People keep showing up at Christina Lee and Michael Saba’s Atlanta-area home at all hours of the day and night looking for their stolen phones—or even missing people, Fusion reports. “Three young men came by, really frantic,” Lee recounts one occasion to the BBC. “They were looking for someone who was missing. The minute Michael opened the door, they were like, ‘Where is he?'” Apparently phone-tracking apps across various brands and service providers are leading to Saba and Lee’s home, but no one knows why. According to Fusion, it’s happened a dozen times in the past year, and Saba worries about things escalating. “My biggest fear is that someone dangerous or violent is going to visit our house because of this,” he says. “If or when that happens, I doubt our polite explanations are going to go very far.”
Michael Saba and Christina Lee regularly receive unexpected visitors.

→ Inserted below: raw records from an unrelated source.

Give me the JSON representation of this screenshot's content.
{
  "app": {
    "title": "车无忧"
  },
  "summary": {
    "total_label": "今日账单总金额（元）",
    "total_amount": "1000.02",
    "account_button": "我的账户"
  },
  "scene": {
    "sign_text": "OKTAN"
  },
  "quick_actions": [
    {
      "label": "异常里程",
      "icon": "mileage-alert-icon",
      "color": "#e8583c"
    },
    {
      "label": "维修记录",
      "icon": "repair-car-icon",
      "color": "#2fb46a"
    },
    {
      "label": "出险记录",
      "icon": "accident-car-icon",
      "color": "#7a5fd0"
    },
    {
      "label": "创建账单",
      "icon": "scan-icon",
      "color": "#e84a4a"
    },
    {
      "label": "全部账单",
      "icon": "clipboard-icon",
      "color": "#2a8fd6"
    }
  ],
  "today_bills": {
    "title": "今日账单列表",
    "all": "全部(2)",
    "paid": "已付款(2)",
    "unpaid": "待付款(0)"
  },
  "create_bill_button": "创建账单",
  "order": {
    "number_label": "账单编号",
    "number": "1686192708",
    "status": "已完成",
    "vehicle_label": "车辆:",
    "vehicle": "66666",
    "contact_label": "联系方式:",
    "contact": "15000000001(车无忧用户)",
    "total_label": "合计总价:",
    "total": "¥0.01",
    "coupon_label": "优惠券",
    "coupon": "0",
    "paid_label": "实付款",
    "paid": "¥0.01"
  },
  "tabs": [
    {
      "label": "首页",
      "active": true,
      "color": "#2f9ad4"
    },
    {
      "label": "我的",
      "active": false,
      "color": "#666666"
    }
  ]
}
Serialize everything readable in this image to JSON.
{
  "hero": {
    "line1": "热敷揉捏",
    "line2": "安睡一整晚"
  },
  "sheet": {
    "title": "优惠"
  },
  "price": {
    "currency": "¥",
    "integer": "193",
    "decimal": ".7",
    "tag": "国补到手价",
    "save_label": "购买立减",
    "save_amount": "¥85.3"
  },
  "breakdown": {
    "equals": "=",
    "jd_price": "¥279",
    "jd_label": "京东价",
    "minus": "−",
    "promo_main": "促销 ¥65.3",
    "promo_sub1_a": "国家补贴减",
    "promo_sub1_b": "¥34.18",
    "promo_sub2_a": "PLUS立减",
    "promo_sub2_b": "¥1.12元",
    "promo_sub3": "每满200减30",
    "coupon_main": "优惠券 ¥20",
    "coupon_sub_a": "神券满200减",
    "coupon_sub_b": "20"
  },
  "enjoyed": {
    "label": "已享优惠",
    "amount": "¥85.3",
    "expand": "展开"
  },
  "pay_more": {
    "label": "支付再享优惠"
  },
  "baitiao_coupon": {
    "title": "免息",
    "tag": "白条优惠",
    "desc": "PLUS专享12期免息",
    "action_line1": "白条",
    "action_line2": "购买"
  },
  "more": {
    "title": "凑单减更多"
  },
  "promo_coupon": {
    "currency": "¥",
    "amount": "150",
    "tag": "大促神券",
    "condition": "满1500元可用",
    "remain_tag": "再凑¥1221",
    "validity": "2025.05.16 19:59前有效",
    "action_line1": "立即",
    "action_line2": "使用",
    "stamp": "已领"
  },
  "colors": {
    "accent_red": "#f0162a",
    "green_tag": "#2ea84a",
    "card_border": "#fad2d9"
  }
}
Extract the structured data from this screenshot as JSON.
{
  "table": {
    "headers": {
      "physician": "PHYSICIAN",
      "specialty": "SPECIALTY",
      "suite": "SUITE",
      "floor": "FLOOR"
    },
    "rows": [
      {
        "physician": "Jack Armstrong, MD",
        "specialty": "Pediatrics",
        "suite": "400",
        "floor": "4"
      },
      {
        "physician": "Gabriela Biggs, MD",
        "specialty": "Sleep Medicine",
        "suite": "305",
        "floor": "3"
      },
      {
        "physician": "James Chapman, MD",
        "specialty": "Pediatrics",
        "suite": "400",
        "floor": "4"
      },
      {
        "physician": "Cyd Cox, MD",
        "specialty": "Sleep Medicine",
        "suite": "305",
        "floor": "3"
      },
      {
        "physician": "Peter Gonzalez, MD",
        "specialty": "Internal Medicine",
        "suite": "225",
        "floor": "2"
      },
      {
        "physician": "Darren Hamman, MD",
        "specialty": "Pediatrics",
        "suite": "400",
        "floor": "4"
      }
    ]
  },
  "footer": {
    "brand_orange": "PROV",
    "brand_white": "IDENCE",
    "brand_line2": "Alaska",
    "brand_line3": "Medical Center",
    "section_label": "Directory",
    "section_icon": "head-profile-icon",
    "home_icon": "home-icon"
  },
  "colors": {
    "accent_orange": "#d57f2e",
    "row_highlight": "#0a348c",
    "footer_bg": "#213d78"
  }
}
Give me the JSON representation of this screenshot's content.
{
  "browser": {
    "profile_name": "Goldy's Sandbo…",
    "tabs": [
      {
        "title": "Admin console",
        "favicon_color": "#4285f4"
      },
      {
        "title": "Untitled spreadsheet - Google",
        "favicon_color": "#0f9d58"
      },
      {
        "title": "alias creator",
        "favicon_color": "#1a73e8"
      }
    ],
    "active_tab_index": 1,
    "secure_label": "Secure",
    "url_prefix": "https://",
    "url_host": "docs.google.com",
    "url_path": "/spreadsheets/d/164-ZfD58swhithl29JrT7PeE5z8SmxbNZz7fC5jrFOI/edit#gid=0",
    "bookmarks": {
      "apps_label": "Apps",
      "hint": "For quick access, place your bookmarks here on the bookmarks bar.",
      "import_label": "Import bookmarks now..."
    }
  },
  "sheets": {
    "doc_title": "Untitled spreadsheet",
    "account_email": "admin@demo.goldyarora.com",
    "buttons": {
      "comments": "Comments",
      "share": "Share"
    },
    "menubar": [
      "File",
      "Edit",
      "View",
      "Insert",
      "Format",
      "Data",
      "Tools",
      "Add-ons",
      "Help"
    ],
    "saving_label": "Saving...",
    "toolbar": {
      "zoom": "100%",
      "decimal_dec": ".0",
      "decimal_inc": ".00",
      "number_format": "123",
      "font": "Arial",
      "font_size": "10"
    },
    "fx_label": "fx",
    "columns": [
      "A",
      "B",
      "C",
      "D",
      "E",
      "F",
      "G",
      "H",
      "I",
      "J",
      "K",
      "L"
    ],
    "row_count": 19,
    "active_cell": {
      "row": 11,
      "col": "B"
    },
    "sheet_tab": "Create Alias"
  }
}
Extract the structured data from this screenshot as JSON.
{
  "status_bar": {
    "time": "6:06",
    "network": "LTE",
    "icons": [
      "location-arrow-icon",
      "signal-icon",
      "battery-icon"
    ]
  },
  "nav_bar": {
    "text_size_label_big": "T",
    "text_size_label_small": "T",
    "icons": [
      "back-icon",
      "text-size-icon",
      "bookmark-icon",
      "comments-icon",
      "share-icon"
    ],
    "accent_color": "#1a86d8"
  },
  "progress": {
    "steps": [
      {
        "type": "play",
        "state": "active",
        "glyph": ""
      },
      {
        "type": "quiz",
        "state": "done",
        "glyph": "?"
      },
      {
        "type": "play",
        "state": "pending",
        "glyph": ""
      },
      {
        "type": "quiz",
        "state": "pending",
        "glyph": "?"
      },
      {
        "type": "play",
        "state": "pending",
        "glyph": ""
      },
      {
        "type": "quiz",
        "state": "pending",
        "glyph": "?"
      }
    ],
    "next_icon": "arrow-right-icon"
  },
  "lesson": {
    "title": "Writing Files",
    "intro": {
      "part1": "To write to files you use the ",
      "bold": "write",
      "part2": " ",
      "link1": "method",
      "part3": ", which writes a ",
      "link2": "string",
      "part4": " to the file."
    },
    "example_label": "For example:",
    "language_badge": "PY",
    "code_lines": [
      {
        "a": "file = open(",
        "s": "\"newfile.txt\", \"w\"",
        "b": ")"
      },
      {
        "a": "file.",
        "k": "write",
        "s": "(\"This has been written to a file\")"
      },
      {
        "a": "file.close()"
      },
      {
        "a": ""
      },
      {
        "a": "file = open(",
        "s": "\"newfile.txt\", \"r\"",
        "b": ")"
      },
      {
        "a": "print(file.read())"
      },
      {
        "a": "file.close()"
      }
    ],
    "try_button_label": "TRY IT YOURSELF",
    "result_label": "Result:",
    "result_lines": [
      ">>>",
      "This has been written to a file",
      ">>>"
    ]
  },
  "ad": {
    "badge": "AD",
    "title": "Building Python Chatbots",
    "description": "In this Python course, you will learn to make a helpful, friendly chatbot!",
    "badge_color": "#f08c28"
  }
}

Saba and Lee are out of ideas, and—without being able to study the missing phones—experts are “stumped,” Fusion reports. Experts think it could be a problem with cell tower triangulation, the couple’s Wi-Fi router, or bad data within a third-party tracking app. ExtremeTech explains phones typically use Wi-Fi and cell signals to locate themselves while waiting on the slower GPS location. If GPS isn’t available—for example, inside some buildings—the phone will stick with the location given by the last Wi-Fi signal it encountered or the three nearest cell towers. “It really drives home how unsafe and fallible some of this technological evidence is,” Saba tells Fusion. Until someone figures out how to fix the problem, ExtremeTech says the couple should maybe consider a “No, we don’t have your phone” sign. (This teen tracked his lost phone, then got shot dead.)
Lost-Phone Apps Weirdly Keep Pointing To One House